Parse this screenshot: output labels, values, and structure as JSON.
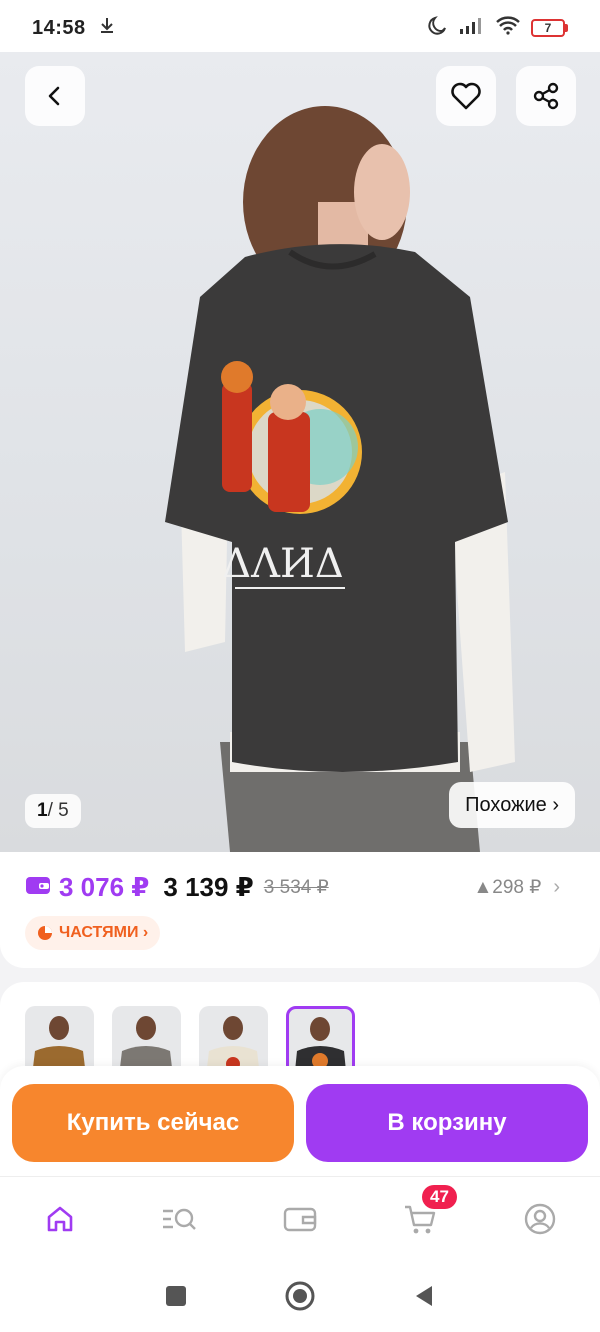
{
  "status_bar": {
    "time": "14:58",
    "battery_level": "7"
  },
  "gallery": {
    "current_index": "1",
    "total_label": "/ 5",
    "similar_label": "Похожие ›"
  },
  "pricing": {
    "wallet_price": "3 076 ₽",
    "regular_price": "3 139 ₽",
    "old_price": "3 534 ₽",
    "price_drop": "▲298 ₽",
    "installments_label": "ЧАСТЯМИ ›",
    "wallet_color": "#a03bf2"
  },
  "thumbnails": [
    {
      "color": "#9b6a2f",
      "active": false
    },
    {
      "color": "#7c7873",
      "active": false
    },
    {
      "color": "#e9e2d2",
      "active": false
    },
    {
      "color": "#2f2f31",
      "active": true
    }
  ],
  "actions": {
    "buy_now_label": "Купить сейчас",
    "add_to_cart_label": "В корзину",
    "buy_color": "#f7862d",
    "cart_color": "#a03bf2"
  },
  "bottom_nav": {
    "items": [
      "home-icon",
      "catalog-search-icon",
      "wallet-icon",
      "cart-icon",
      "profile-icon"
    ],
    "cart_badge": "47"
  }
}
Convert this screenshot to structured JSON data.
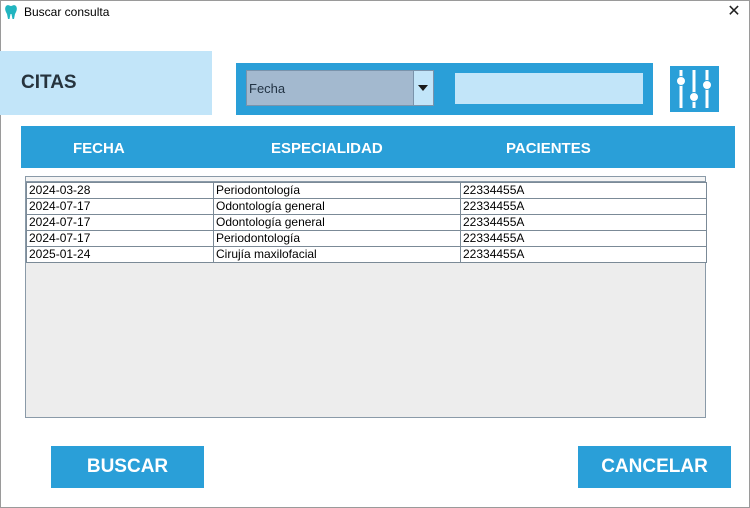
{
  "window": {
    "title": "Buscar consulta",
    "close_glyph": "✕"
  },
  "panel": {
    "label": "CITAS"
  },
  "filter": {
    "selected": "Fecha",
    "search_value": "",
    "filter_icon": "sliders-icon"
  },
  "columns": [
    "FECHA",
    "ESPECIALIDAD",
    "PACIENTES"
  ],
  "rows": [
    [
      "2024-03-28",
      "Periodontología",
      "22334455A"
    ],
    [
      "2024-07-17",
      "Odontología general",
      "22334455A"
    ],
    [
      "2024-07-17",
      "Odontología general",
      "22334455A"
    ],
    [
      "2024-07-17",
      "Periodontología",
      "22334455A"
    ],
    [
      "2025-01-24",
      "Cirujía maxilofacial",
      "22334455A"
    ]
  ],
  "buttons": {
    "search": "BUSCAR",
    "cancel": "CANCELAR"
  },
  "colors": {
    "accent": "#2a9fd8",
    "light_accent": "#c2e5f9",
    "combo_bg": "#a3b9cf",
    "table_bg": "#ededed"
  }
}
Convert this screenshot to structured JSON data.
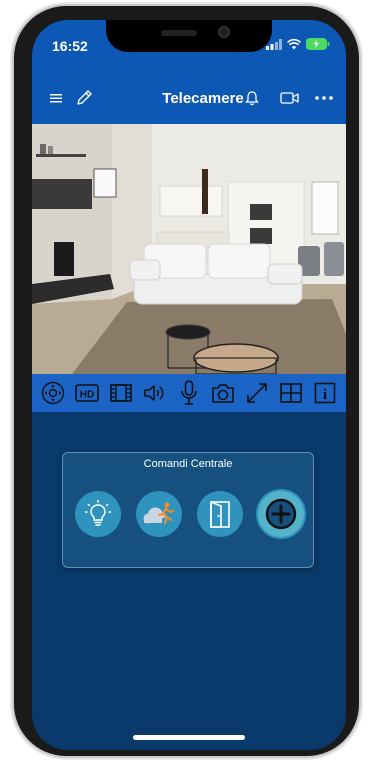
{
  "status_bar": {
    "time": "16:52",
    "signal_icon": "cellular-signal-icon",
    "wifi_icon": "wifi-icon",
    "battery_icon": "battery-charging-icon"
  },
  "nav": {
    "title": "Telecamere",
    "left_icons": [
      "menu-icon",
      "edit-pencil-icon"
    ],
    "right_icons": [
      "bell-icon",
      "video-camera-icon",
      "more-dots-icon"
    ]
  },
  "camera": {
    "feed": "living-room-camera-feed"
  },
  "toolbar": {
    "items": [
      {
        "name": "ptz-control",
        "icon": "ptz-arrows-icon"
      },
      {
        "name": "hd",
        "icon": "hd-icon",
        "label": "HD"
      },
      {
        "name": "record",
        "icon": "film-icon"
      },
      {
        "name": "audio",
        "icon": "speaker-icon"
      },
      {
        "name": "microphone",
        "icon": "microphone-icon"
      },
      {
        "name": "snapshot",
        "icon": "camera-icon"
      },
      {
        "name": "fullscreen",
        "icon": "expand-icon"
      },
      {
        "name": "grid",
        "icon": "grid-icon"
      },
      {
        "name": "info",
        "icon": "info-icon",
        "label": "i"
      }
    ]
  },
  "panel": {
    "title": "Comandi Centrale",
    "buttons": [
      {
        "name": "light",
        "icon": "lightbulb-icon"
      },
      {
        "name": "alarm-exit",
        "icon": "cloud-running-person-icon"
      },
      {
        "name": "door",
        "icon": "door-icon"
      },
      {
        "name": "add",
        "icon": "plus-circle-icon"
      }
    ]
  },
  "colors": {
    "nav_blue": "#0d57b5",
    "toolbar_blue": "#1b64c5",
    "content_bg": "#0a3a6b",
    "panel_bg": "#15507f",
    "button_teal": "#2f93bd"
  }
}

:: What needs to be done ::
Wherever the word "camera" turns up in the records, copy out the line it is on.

:: Solved exercise ::
      "video-camera-icon",
  "camera": {
    "feed": "living-room-camera-feed"
        "icon": "camera-icon"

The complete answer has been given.